Exercise – Every record below is to be restated verbatim, though its images are not.
Start of Materials provided
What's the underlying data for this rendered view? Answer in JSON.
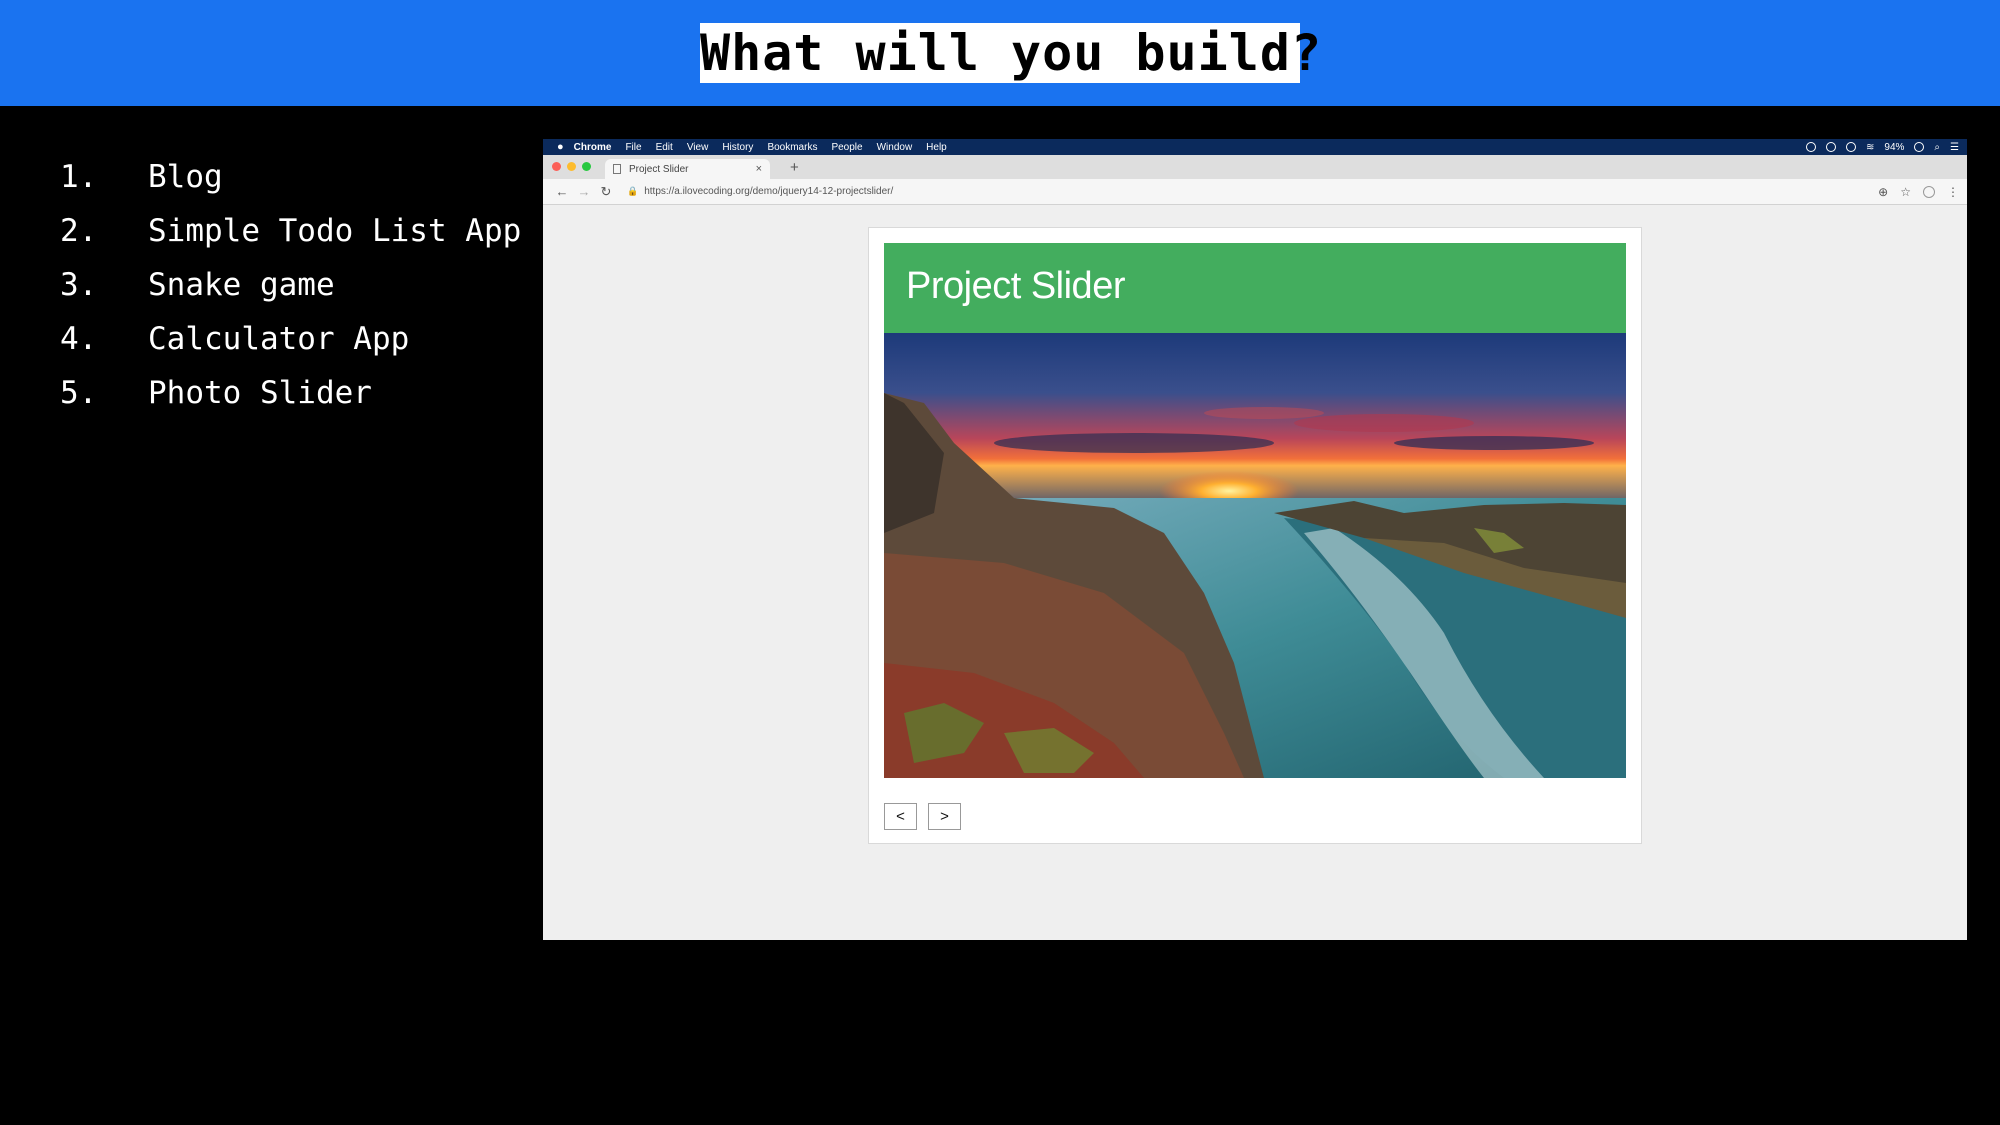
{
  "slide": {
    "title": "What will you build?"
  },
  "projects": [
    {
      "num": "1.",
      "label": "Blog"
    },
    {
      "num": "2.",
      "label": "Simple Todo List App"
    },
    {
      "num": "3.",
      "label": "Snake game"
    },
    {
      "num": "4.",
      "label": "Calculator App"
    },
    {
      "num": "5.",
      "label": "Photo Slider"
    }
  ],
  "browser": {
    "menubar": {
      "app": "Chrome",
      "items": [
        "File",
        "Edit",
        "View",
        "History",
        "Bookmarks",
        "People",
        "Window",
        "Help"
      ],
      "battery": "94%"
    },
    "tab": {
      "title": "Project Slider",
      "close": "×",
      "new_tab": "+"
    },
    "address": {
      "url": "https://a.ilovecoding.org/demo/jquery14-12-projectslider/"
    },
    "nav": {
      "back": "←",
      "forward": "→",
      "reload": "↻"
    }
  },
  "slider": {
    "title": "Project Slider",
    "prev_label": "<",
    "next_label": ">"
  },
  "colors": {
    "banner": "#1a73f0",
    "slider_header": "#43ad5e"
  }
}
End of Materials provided
Result of the task –
What's the underlying data for this rendered view? Answer in JSON.
{
  "slide": {
    "title": "What will you build?"
  },
  "projects": [
    {
      "num": "1.",
      "label": "Blog"
    },
    {
      "num": "2.",
      "label": "Simple Todo List App"
    },
    {
      "num": "3.",
      "label": "Snake game"
    },
    {
      "num": "4.",
      "label": "Calculator App"
    },
    {
      "num": "5.",
      "label": "Photo Slider"
    }
  ],
  "browser": {
    "menubar": {
      "app": "Chrome",
      "items": [
        "File",
        "Edit",
        "View",
        "History",
        "Bookmarks",
        "People",
        "Window",
        "Help"
      ],
      "battery": "94%"
    },
    "tab": {
      "title": "Project Slider",
      "close": "×",
      "new_tab": "+"
    },
    "address": {
      "url": "https://a.ilovecoding.org/demo/jquery14-12-projectslider/"
    },
    "nav": {
      "back": "←",
      "forward": "→",
      "reload": "↻"
    }
  },
  "slider": {
    "title": "Project Slider",
    "prev_label": "<",
    "next_label": ">"
  },
  "colors": {
    "banner": "#1a73f0",
    "slider_header": "#43ad5e"
  }
}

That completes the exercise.